_EXERCISE DIRECTIONS_. Keeping every line intact, print the records that follow.

——

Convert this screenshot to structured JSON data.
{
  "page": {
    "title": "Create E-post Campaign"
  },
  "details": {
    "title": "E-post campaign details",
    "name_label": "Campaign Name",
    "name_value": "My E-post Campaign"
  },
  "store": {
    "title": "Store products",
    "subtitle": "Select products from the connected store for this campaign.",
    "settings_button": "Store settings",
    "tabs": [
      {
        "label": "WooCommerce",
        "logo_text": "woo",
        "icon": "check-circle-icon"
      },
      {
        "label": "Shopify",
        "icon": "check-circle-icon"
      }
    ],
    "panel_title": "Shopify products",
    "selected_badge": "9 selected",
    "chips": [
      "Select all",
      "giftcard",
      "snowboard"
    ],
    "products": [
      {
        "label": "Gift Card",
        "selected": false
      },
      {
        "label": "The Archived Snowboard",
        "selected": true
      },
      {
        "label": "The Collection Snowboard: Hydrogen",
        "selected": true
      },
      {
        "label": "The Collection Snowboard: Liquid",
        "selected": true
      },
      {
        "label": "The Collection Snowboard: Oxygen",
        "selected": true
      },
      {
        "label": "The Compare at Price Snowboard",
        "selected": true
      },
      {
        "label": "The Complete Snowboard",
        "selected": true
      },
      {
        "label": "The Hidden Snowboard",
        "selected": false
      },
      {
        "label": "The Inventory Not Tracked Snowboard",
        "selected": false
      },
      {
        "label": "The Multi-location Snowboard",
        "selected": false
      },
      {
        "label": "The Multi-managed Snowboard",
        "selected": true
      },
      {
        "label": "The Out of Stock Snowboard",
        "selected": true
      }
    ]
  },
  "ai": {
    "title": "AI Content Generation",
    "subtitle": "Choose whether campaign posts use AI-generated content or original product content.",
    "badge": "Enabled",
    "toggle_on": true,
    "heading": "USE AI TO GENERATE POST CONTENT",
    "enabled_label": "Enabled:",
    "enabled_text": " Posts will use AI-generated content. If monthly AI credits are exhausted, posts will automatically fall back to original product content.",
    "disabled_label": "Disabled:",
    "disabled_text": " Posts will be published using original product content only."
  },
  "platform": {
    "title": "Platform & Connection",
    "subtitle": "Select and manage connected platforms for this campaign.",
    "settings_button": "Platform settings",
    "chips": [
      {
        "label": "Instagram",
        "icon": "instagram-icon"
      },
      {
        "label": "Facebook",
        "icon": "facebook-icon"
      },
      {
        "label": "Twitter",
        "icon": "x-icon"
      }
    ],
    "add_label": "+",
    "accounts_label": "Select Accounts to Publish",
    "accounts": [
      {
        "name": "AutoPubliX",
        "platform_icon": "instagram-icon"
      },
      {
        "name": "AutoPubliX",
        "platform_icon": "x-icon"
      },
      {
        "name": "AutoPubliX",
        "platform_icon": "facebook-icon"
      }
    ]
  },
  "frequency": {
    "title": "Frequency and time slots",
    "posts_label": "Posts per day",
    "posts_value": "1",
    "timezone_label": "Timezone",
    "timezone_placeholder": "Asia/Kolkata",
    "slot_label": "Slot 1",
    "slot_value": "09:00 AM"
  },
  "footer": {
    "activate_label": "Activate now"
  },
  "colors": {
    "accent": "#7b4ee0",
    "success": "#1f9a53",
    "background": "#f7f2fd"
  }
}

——

_OUTPUT_.
Convert this screenshot to structured JSON data.
{
  "page": {
    "title": "Create E-post Campaign"
  },
  "details": {
    "title": "E-post campaign details",
    "name_label": "Campaign Name",
    "name_value": "My E-post Campaign"
  },
  "store": {
    "title": "Store products",
    "subtitle": "Select products from the connected store for this campaign.",
    "settings_button": "Store settings",
    "tabs": [
      {
        "label": "WooCommerce",
        "logo_text": "woo",
        "icon": "check-circle-icon"
      },
      {
        "label": "Shopify",
        "icon": "check-circle-icon"
      }
    ],
    "panel_title": "Shopify products",
    "selected_badge": "9 selected",
    "chips": [
      "Select all",
      "giftcard",
      "snowboard"
    ],
    "products": [
      {
        "label": "Gift Card",
        "selected": false
      },
      {
        "label": "The Archived Snowboard",
        "selected": true
      },
      {
        "label": "The Collection Snowboard: Hydrogen",
        "selected": true
      },
      {
        "label": "The Collection Snowboard: Liquid",
        "selected": true
      },
      {
        "label": "The Collection Snowboard: Oxygen",
        "selected": true
      },
      {
        "label": "The Compare at Price Snowboard",
        "selected": true
      },
      {
        "label": "The Complete Snowboard",
        "selected": true
      },
      {
        "label": "The Hidden Snowboard",
        "selected": false
      },
      {
        "label": "The Inventory Not Tracked Snowboard",
        "selected": false
      },
      {
        "label": "The Multi-location Snowboard",
        "selected": false
      },
      {
        "label": "The Multi-managed Snowboard",
        "selected": true
      },
      {
        "label": "The Out of Stock Snowboard",
        "selected": true
      }
    ]
  },
  "ai": {
    "title": "AI Content Generation",
    "subtitle": "Choose whether campaign posts use AI-generated content or original product content.",
    "badge": "Enabled",
    "toggle_on": true,
    "heading": "USE AI TO GENERATE POST CONTENT",
    "enabled_label": "Enabled:",
    "enabled_text": " Posts will use AI-generated content. If monthly AI credits are exhausted, posts will automatically fall back to original product content.",
    "disabled_label": "Disabled:",
    "disabled_text": " Posts will be published using original product content only."
  },
  "platform": {
    "title": "Platform & Connection",
    "subtitle": "Select and manage connected platforms for this campaign.",
    "settings_button": "Platform settings",
    "chips": [
      {
        "label": "Instagram",
        "icon": "instagram-icon"
      },
      {
        "label": "Facebook",
        "icon": "facebook-icon"
      },
      {
        "label": "Twitter",
        "icon": "x-icon"
      }
    ],
    "add_label": "+",
    "accounts_label": "Select Accounts to Publish",
    "accounts": [
      {
        "name": "AutoPubliX",
        "platform_icon": "instagram-icon"
      },
      {
        "name": "AutoPubliX",
        "platform_icon": "x-icon"
      },
      {
        "name": "AutoPubliX",
        "platform_icon": "facebook-icon"
      }
    ]
  },
  "frequency": {
    "title": "Frequency and time slots",
    "posts_label": "Posts per day",
    "posts_value": "1",
    "timezone_label": "Timezone",
    "timezone_placeholder": "Asia/Kolkata",
    "slot_label": "Slot 1",
    "slot_value": "09:00 AM"
  },
  "footer": {
    "activate_label": "Activate now"
  },
  "colors": {
    "accent": "#7b4ee0",
    "success": "#1f9a53",
    "background": "#f7f2fd"
  }
}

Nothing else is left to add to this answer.